====== Data records

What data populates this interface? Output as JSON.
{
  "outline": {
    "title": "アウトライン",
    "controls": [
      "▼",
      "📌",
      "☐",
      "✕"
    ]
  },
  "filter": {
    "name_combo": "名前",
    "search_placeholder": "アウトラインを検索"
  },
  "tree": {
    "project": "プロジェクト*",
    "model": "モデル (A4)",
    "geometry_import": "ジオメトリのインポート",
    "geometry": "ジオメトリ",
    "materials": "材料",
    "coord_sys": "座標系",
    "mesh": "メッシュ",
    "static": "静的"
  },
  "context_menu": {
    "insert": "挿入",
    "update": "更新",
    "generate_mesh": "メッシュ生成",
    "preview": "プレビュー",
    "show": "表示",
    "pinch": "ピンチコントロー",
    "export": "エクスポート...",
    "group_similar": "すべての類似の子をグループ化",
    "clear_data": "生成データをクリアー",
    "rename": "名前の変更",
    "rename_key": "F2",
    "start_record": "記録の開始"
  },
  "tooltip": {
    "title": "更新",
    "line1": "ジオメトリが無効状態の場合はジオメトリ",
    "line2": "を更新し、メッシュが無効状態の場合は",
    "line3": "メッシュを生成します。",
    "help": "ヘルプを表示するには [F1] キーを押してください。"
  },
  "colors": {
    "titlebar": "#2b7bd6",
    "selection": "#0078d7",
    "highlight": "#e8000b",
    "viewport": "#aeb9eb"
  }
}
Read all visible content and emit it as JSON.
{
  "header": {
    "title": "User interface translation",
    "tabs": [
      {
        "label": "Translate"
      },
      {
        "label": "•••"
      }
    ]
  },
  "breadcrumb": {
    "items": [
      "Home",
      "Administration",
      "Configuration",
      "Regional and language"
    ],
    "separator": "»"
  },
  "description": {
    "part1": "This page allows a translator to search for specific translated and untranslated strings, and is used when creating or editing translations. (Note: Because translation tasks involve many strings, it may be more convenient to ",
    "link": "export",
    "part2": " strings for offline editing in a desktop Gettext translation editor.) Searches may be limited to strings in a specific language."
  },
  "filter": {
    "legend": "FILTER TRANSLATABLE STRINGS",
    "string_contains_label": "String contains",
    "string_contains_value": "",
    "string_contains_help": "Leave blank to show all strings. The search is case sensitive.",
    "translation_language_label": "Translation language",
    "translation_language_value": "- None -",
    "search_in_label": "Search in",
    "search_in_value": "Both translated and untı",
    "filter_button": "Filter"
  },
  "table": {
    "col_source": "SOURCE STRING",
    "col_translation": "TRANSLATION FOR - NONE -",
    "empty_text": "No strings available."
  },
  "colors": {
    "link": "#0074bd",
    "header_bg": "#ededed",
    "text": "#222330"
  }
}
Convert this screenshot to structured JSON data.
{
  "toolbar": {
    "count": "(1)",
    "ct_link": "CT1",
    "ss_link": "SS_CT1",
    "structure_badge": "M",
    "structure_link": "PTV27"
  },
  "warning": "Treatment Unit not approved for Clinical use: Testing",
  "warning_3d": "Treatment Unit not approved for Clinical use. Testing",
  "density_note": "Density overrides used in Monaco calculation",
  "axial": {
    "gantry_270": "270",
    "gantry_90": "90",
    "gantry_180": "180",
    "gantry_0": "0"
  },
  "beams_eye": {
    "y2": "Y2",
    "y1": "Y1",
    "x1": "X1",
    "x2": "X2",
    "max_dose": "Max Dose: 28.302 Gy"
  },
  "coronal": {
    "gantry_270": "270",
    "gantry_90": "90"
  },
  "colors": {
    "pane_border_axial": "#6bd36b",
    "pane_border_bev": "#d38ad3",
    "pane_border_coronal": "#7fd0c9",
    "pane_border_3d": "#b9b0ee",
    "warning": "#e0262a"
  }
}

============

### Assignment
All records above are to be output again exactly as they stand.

### Response below
What data populates this interface? Output as JSON.
{
  "outline": {
    "title": "アウトライン",
    "controls": [
      "▼",
      "📌",
      "☐",
      "✕"
    ]
  },
  "filter": {
    "name_combo": "名前",
    "search_placeholder": "アウトラインを検索"
  },
  "tree": {
    "project": "プロジェクト*",
    "model": "モデル (A4)",
    "geometry_import": "ジオメトリのインポート",
    "geometry": "ジオメトリ",
    "materials": "材料",
    "coord_sys": "座標系",
    "mesh": "メッシュ",
    "static": "静的"
  },
  "context_menu": {
    "insert": "挿入",
    "update": "更新",
    "generate_mesh": "メッシュ生成",
    "preview": "プレビュー",
    "show": "表示",
    "pinch": "ピンチコントロー",
    "export": "エクスポート...",
    "group_similar": "すべての類似の子をグループ化",
    "clear_data": "生成データをクリアー",
    "rename": "名前の変更",
    "rename_key": "F2",
    "start_record": "記録の開始"
  },
  "tooltip": {
    "title": "更新",
    "line1": "ジオメトリが無効状態の場合はジオメトリ",
    "line2": "を更新し、メッシュが無効状態の場合は",
    "line3": "メッシュを生成します。",
    "help": "ヘルプを表示するには [F1] キーを押してください。"
  },
  "colors": {
    "titlebar": "#2b7bd6",
    "selection": "#0078d7",
    "highlight": "#e8000b",
    "viewport": "#aeb9eb"
  }
}
Read all visible content and emit it as JSON.
{
  "header": {
    "title": "User interface translation",
    "tabs": [
      {
        "label": "Translate"
      },
      {
        "label": "•••"
      }
    ]
  },
  "breadcrumb": {
    "items": [
      "Home",
      "Administration",
      "Configuration",
      "Regional and language"
    ],
    "separator": "»"
  },
  "description": {
    "part1": "This page allows a translator to search for specific translated and untranslated strings, and is used when creating or editing translations. (Note: Because translation tasks involve many strings, it may be more convenient to ",
    "link": "export",
    "part2": " strings for offline editing in a desktop Gettext translation editor.) Searches may be limited to strings in a specific language."
  },
  "filter": {
    "legend": "FILTER TRANSLATABLE STRINGS",
    "string_contains_label": "String contains",
    "string_contains_value": "",
    "string_contains_help": "Leave blank to show all strings. The search is case sensitive.",
    "translation_language_label": "Translation language",
    "translation_language_value": "- None -",
    "search_in_label": "Search in",
    "search_in_value": "Both translated and untı",
    "filter_button": "Filter"
  },
  "table": {
    "col_source": "SOURCE STRING",
    "col_translation": "TRANSLATION FOR - NONE -",
    "empty_text": "No strings available."
  },
  "colors": {
    "link": "#0074bd",
    "header_bg": "#ededed",
    "text": "#222330"
  }
}
Convert this screenshot to structured JSON data.
{
  "toolbar": {
    "count": "(1)",
    "ct_link": "CT1",
    "ss_link": "SS_CT1",
    "structure_badge": "M",
    "structure_link": "PTV27"
  },
  "warning": "Treatment Unit not approved for Clinical use: Testing",
  "warning_3d": "Treatment Unit not approved for Clinical use. Testing",
  "density_note": "Density overrides used in Monaco calculation",
  "axial": {
    "gantry_270": "270",
    "gantry_90": "90",
    "gantry_180": "180",
    "gantry_0": "0"
  },
  "beams_eye": {
    "y2": "Y2",
    "y1": "Y1",
    "x1": "X1",
    "x2": "X2",
    "max_dose": "Max Dose: 28.302 Gy"
  },
  "coronal": {
    "gantry_270": "270",
    "gantry_90": "90"
  },
  "colors": {
    "pane_border_axial": "#6bd36b",
    "pane_border_bev": "#d38ad3",
    "pane_border_coronal": "#7fd0c9",
    "pane_border_3d": "#b9b0ee",
    "warning": "#e0262a"
  }
}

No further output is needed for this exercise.